While Court follows the life of a folk singer, your second film, The Disciple is about the journey of a classical musician. Do you see yourself drawn to stories related to music?
I have thought about this myself (laughs). I guess I'm in some way attracted to the notion of performance art and performers. But the difference in these movies is that in Court, the story of the folk singer is the springboard and the catalyst that goes on to the lives of people who work with the judiciary whereas, in The Disciple, the story is purely about just one musician’s journey. So in that sense, they are very different stories.
You got to work with Alfonso Cuarón for the Rolex Mentor and Protégé Arts Initiative. How did he influence your filmmaking sensibilities?
Working with Alfonso and getting to know him made me a lot more sensitive to different aspects of filmmaking.

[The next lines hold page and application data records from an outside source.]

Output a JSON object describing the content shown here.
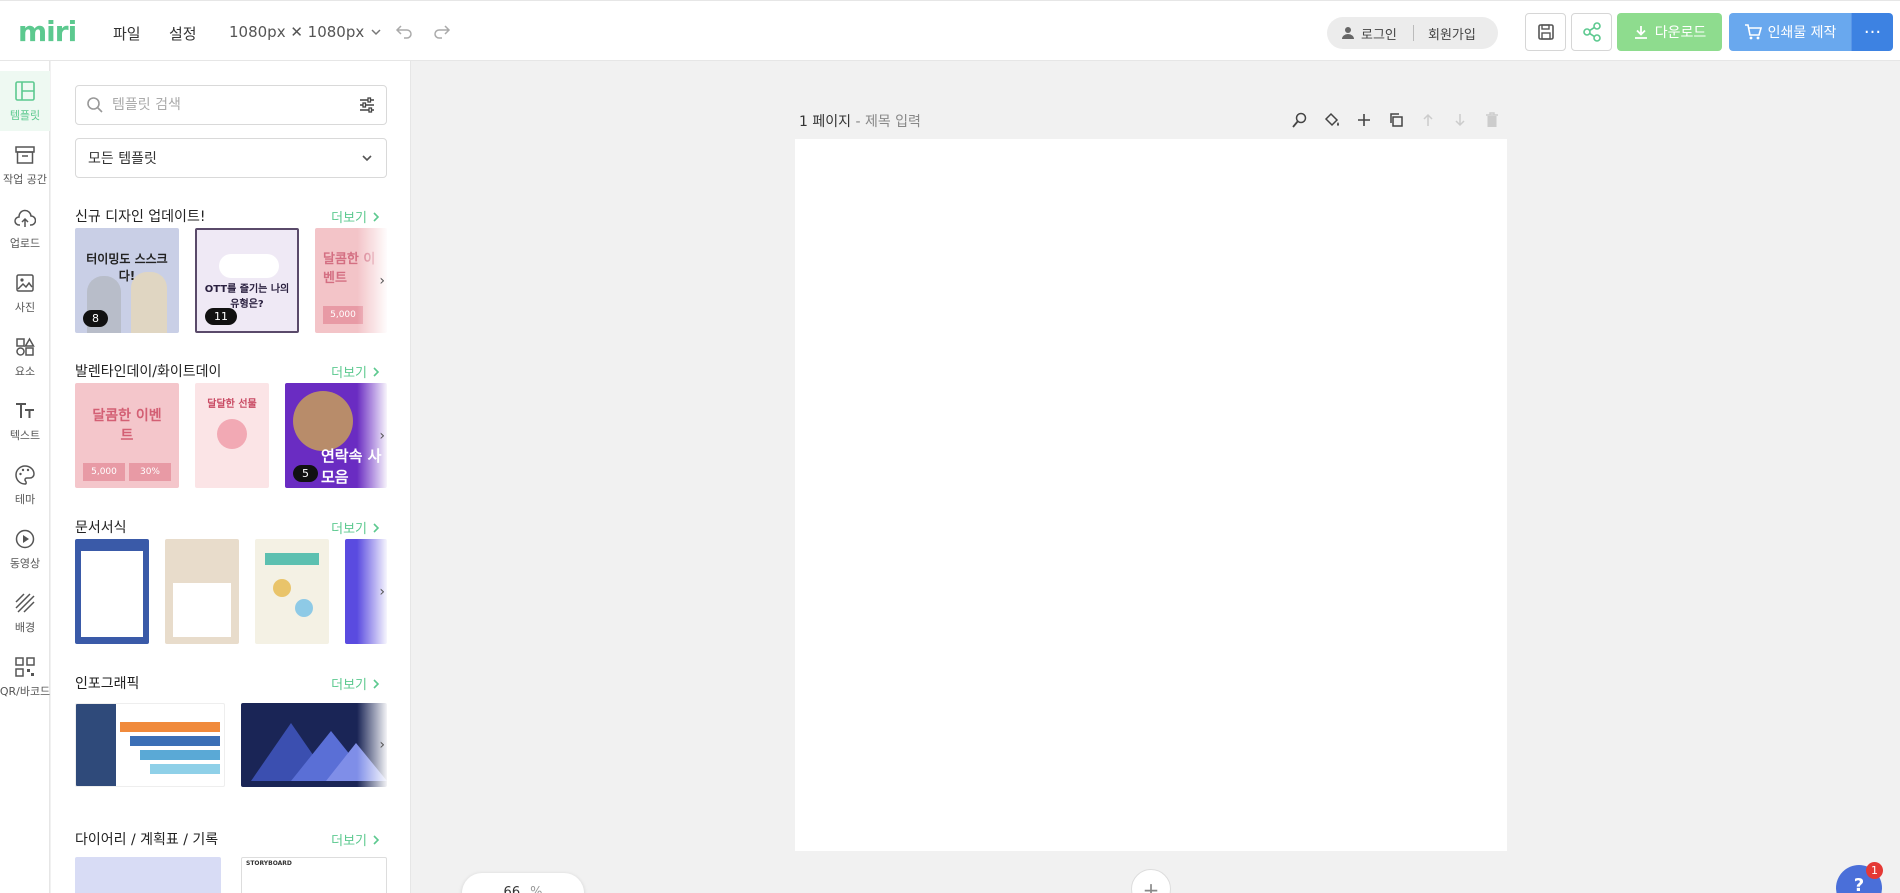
{
  "header": {
    "logo": "miri",
    "menu_file": "파일",
    "menu_settings": "설정",
    "canvas_size": "1080px ✕ 1080px",
    "login": "로그인",
    "signup": "회원가입",
    "download": "다운로드",
    "print": "인쇄물 제작",
    "more": "···"
  },
  "rail": {
    "items": [
      {
        "label": "템플릿"
      },
      {
        "label": "작업 공간"
      },
      {
        "label": "업로드"
      },
      {
        "label": "사진"
      },
      {
        "label": "요소"
      },
      {
        "label": "텍스트"
      },
      {
        "label": "테마"
      },
      {
        "label": "동영상"
      },
      {
        "label": "배경"
      },
      {
        "label": "QR/바코드"
      }
    ]
  },
  "panel": {
    "search_placeholder": "템플릿 검색",
    "dropdown_value": "모든 템플릿",
    "more_label": "더보기",
    "sections": [
      {
        "title": "신규 디자인 업데이트!",
        "badges": [
          "8",
          "11"
        ]
      },
      {
        "title": "발렌타인데이/화이트데이",
        "badges": [
          "5"
        ]
      },
      {
        "title": "문서서식",
        "badges": []
      },
      {
        "title": "인포그래픽",
        "badges": []
      },
      {
        "title": "다이어리 / 계획표 / 기록",
        "badges": []
      }
    ],
    "thumb_texts": {
      "t1": "터이밍도 스스크다!",
      "t2": "OTT를 즐기는 나의 유형은?",
      "t3": "달콤한 이벤트",
      "t4": "5,000",
      "t5": "30%",
      "t6": "달달한 선물",
      "t7": "연락속 사 모음",
      "t8": "STORYBOARD"
    }
  },
  "page": {
    "label": "1 페이지",
    "title_placeholder": "- 제목 입력",
    "zoom_value": "66",
    "zoom_unit": "%"
  },
  "help": {
    "label": "?",
    "badge": "1"
  },
  "colors": {
    "brand": "#5cc98f",
    "download": "#8edc8e",
    "print": "#69a8ee",
    "more": "#3d82e2"
  }
}
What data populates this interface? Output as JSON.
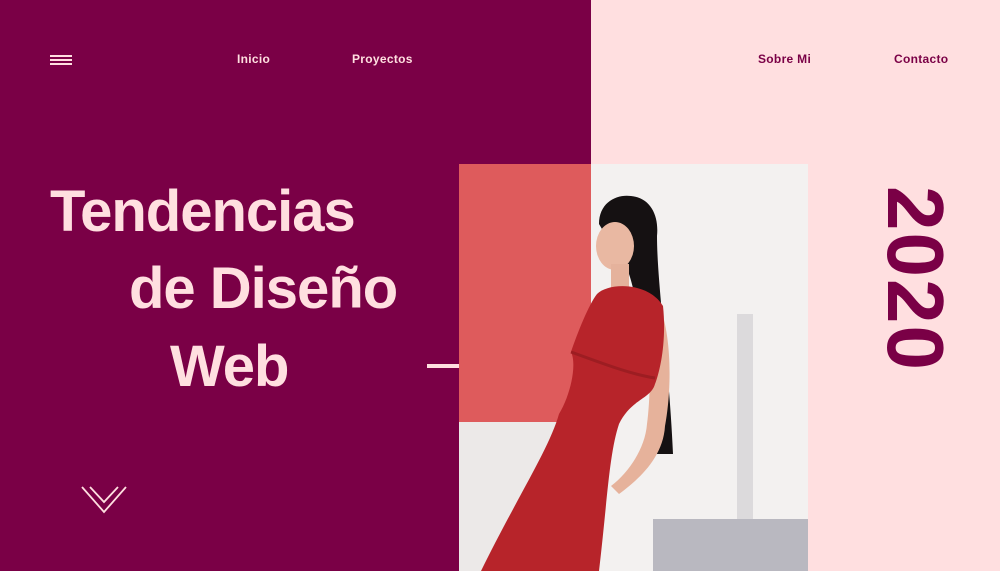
{
  "nav": {
    "menu_icon": "hamburger-icon",
    "items": [
      {
        "label": "Inicio"
      },
      {
        "label": "Proyectos"
      },
      {
        "label": "Sobre Mi"
      },
      {
        "label": "Contacto"
      }
    ]
  },
  "hero": {
    "title_lines": [
      "Tendencias",
      "de Diseño",
      "Web"
    ],
    "year": "2020",
    "scroll_icon": "chevron-down-icon",
    "image": "woman-in-red-dress-photo"
  },
  "colors": {
    "primary": "#7a0046",
    "light_pink": "#ffdfe0",
    "coral": "#de5b5c",
    "dress_red": "#b7242a"
  }
}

Because filmmaking is an amalgamation of so many different art forms, so many different themes- there is a visual side, there is the sound element and there are the performances, the lights, so many things. You will have a natural affinity towards some of those aspects, but maybe not some of the others. I think I have become in a well-rounded manner, more sensitised to a lot of other aspects of the film, which I wasn’t before. Knowing him and seeing him at work has really expanded my vocabulary as a filmmaker, not just on an artistic level, but also from a technical level.
Now that EUFF is going virtual for the first time, how do you think festival-goers will respond to a completely digital film festival?

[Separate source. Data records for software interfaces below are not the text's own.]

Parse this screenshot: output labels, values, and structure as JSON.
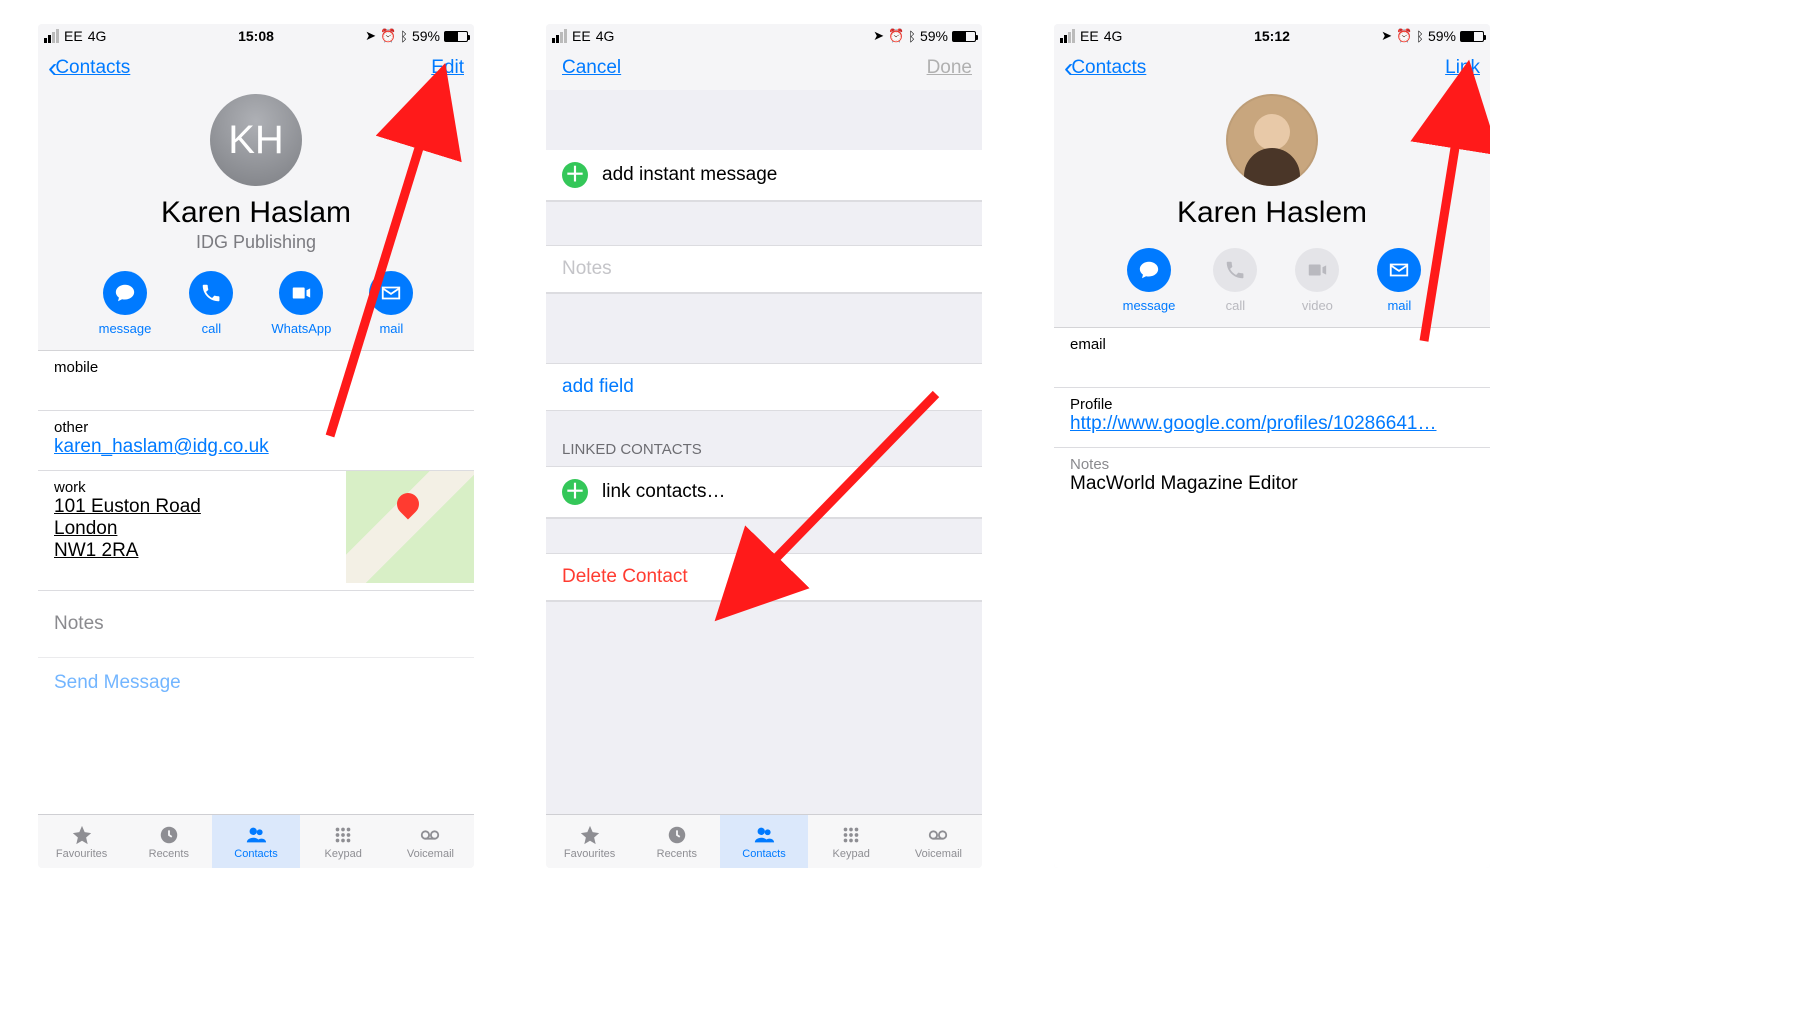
{
  "status": {
    "carrier": "EE",
    "network": "4G",
    "time_a": "15:08",
    "time_c": "15:12",
    "battery_pct": "59%",
    "loc_icon": "location-icon",
    "alarm_icon": "alarm-icon",
    "bt_icon": "bluetooth-icon"
  },
  "screen_a": {
    "back_label": "Contacts",
    "right_button": "Edit",
    "avatar_initials": "KH",
    "name": "Karen Haslam",
    "org": "IDG Publishing",
    "actions": [
      {
        "key": "message",
        "label": "message",
        "enabled": true
      },
      {
        "key": "call",
        "label": "call",
        "enabled": true
      },
      {
        "key": "whatsapp",
        "label": "WhatsApp",
        "enabled": true
      },
      {
        "key": "mail",
        "label": "mail",
        "enabled": true
      }
    ],
    "fields": {
      "mobile_label": "mobile",
      "other_label": "other",
      "other_value": "karen_haslam@idg.co.uk",
      "work_label": "work",
      "address_line1": "101 Euston Road",
      "address_line2": "London",
      "address_line3": "NW1 2RA",
      "notes_label": "Notes",
      "send_message": "Send Message"
    }
  },
  "screen_b": {
    "left_button": "Cancel",
    "right_button": "Done",
    "add_im": "add instant message",
    "notes_placeholder": "Notes",
    "add_field": "add field",
    "linked_header": "LINKED CONTACTS",
    "link_contacts": "link contacts…",
    "delete_contact": "Delete Contact"
  },
  "screen_c": {
    "back_label": "Contacts",
    "right_button": "Link",
    "name": "Karen Haslem",
    "actions": [
      {
        "key": "message",
        "label": "message",
        "enabled": true
      },
      {
        "key": "call",
        "label": "call",
        "enabled": false
      },
      {
        "key": "video",
        "label": "video",
        "enabled": false
      },
      {
        "key": "mail",
        "label": "mail",
        "enabled": true
      }
    ],
    "email_label": "email",
    "profile_label": "Profile",
    "profile_url": "http://www.google.com/profiles/10286641…",
    "notes_label": "Notes",
    "notes_value": "MacWorld Magazine Editor"
  },
  "tabs": [
    {
      "key": "favourites",
      "label": "Favourites"
    },
    {
      "key": "recents",
      "label": "Recents"
    },
    {
      "key": "contacts",
      "label": "Contacts",
      "active": true
    },
    {
      "key": "keypad",
      "label": "Keypad"
    },
    {
      "key": "voicemail",
      "label": "Voicemail"
    }
  ]
}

There is not much to think about this year. What is the option we have? This is one way in which cinema is thriving. One way in which film lovers are getting to watch the kind of films they want to watch. Because what is the alternative in a pandemic?
What are you presently working on? Can we expect an OTT release?
I'm right now in the process of detaching myself from The Disciple. It will come out sometime next year to audiences worldwide. As for other projects, I’m exploring different things and have a few existing ideas for sure.
And OTT projects, it’s very early for me to predict. The situation is too uncertain right now to predict anything. I guess it will depend on the stories that I want to tell, whatever be the medium. The platform doesn’t matter. Every project I do is special, the dream in fact is to get to make the next.
Featuring film across four categories — Euronama: European Cinema Today, Masterpieces of European Cinema, Poetry On Screen: Satyajit Ray & Chaitanya Tamhane and Climate Change: 6 Shorts of Interdependence, the EUFF celebrates award-winning films across Europe alongside the most recent cinematic triumphs at Cannes, Locarno, Venice, Berlin, Sans Sebastian, among others.
“With the specific goal to increase the sense of unity between people and countries, we have decided to structure the Festival in a more complex way with the creation of four distinct sections that echo and dialogue with each other. They focus on crucial issues and stylistic choices, as shall be explained by the directors and film critics who will accompany today's films and the history of cinema through video messages, interviews and their presence at the Festival’s numerous side events,” shares Veronica Flora, the curator of EUFF.
Going fully virtual for the first time, the festival will celebrate the diversity and depth of cinema and culture by offering a varied mosaic of films that includes everything from Agnès Varda’s seminal Cléo From 5 to 7 and Kieslowski’s Three Colours: Blue, to Bergman’s Persona, and Bunuel’s surrealist masterpiece The Exterminating Angel, from Antonio Pietrangeli iconic I Knew Her Well to the classic of the Czech New Wave, Milos Forman’s Loves of a Blonde, up to the dramatically current Ali: Fear Eats the Soul by Rainer Werner Fassbinder.
On till November 30. Open to all. Register online